Stored records:
- - -
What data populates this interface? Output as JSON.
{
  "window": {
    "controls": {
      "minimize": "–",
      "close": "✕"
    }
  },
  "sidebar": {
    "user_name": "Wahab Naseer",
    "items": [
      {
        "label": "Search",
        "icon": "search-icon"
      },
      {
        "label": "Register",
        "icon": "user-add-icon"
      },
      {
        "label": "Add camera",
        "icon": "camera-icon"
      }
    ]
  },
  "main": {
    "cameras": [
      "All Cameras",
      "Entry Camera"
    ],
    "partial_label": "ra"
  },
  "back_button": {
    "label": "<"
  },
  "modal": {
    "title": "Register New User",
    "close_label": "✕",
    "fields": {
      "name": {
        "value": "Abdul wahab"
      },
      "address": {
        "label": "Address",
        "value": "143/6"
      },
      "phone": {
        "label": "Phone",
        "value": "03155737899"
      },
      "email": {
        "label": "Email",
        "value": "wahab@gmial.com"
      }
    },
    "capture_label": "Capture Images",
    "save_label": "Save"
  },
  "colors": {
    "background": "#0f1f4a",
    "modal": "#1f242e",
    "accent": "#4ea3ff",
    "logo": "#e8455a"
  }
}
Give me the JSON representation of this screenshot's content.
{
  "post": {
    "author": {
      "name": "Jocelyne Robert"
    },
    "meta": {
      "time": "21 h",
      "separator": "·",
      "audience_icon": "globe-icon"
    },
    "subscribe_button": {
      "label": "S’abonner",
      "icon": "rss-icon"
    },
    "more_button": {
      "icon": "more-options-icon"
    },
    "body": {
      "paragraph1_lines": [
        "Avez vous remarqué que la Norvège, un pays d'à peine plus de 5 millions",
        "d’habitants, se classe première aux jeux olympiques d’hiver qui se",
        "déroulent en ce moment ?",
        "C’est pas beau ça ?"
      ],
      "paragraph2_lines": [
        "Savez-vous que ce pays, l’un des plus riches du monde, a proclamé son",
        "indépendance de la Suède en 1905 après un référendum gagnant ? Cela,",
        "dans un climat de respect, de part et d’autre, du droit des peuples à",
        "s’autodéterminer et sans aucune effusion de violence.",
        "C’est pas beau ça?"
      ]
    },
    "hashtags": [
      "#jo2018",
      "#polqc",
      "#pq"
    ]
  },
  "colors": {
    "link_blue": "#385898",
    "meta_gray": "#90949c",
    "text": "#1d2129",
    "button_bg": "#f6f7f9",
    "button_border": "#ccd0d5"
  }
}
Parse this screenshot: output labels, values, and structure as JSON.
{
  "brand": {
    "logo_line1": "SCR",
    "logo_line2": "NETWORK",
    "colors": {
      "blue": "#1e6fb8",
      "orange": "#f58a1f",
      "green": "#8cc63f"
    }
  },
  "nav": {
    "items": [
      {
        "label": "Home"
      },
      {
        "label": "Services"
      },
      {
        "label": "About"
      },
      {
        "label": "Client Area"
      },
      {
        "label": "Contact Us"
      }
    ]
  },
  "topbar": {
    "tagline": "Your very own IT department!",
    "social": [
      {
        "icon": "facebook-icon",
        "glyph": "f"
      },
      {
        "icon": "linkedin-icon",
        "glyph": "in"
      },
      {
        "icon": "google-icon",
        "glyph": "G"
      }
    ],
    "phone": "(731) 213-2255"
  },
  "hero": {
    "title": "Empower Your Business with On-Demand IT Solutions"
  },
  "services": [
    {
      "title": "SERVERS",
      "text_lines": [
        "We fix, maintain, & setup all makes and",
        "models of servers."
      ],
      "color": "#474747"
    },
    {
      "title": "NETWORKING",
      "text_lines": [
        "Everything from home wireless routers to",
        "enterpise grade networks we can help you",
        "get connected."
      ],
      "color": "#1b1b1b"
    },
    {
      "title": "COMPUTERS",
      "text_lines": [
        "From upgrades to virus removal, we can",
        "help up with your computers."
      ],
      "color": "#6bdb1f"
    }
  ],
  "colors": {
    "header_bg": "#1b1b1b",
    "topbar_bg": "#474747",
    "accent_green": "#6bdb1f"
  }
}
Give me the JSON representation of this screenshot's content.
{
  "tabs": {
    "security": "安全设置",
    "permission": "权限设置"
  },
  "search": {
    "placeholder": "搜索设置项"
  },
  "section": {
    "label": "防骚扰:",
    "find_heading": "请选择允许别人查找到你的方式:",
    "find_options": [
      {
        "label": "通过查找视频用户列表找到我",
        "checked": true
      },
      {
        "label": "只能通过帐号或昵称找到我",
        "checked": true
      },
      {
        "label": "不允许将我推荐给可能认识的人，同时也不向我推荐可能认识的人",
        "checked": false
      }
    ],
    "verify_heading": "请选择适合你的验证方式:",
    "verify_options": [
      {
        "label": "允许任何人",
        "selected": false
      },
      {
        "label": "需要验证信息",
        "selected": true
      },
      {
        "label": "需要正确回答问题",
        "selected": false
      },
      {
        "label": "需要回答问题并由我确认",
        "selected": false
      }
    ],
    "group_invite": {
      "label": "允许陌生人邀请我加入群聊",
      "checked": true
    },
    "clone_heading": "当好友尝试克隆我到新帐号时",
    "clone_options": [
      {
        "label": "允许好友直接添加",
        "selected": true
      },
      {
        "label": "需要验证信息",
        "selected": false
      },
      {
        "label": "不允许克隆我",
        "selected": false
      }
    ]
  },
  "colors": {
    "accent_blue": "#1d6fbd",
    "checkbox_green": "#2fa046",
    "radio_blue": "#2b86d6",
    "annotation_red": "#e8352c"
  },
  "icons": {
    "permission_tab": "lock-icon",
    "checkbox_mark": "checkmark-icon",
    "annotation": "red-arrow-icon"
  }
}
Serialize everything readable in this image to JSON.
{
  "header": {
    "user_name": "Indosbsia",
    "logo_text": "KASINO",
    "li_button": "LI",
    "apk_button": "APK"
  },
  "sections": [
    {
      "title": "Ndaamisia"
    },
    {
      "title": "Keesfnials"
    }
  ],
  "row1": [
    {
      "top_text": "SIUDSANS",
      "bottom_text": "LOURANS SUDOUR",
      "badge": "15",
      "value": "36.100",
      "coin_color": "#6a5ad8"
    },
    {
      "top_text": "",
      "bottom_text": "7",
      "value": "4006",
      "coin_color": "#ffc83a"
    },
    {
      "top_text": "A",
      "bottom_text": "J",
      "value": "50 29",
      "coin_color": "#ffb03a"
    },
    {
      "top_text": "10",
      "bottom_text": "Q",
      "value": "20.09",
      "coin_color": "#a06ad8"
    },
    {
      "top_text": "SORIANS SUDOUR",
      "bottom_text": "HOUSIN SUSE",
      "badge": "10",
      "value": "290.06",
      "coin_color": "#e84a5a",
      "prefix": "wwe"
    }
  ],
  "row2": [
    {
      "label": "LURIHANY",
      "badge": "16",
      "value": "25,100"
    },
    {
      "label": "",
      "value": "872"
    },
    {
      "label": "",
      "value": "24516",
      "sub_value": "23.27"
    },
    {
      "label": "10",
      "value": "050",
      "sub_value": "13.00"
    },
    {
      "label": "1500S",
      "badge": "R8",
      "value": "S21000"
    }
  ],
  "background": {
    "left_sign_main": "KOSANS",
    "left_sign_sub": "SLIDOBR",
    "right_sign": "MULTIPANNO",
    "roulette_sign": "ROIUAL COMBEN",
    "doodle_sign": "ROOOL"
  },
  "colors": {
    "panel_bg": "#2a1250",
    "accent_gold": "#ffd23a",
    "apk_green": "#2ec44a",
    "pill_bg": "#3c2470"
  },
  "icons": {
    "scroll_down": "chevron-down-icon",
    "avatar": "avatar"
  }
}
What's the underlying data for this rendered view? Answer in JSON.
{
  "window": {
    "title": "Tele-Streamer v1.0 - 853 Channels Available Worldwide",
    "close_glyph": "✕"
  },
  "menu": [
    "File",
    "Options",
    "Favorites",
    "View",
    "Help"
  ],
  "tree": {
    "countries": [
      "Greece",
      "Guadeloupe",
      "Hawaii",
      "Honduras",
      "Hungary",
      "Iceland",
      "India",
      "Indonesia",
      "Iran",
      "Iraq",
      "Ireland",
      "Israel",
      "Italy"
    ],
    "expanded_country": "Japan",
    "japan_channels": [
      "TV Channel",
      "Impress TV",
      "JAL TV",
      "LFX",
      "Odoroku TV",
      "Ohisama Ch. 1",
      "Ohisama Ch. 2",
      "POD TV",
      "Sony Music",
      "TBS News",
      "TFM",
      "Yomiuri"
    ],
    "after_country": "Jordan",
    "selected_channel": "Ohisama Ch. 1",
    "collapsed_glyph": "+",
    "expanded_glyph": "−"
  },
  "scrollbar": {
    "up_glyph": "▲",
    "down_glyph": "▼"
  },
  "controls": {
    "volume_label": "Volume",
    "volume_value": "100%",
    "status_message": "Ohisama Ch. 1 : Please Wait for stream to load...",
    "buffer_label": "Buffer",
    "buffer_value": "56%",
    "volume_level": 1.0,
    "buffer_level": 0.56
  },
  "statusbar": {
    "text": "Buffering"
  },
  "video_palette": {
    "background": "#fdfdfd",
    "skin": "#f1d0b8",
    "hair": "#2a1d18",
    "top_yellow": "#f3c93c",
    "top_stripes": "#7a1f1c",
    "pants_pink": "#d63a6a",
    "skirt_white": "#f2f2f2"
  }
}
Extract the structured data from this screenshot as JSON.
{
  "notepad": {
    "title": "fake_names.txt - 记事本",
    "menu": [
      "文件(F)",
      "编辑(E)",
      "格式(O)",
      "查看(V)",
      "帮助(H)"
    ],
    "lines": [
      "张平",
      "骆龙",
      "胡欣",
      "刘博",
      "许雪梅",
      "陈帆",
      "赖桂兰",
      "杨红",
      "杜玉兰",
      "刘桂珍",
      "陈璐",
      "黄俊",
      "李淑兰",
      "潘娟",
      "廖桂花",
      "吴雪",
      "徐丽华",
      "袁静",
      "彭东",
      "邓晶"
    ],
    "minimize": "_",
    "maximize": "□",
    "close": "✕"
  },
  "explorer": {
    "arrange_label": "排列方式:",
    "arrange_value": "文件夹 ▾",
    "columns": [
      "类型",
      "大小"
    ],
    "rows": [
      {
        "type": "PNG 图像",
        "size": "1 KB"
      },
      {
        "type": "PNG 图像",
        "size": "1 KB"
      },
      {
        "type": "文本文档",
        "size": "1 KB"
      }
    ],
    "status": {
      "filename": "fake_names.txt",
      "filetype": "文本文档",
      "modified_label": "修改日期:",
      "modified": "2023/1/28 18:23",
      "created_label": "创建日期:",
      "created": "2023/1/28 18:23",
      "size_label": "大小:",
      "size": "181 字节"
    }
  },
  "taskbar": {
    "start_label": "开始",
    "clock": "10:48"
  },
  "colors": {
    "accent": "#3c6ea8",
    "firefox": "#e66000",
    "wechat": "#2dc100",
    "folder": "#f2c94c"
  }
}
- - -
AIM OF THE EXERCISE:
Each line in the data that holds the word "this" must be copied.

TASK RESPONSE:
What data populates this interface? Output as JSON.
Give me the JSON representation of this screenshot's content.
Parse this screenshot: output labels, values, and structure as JSON.
Give me the JSON representation of this screenshot's content.
Serialize everything readable in this image to JSON.
What's the underlying data for this rendered view? Answer in JSON.
Extract the structured data from this screenshot as JSON.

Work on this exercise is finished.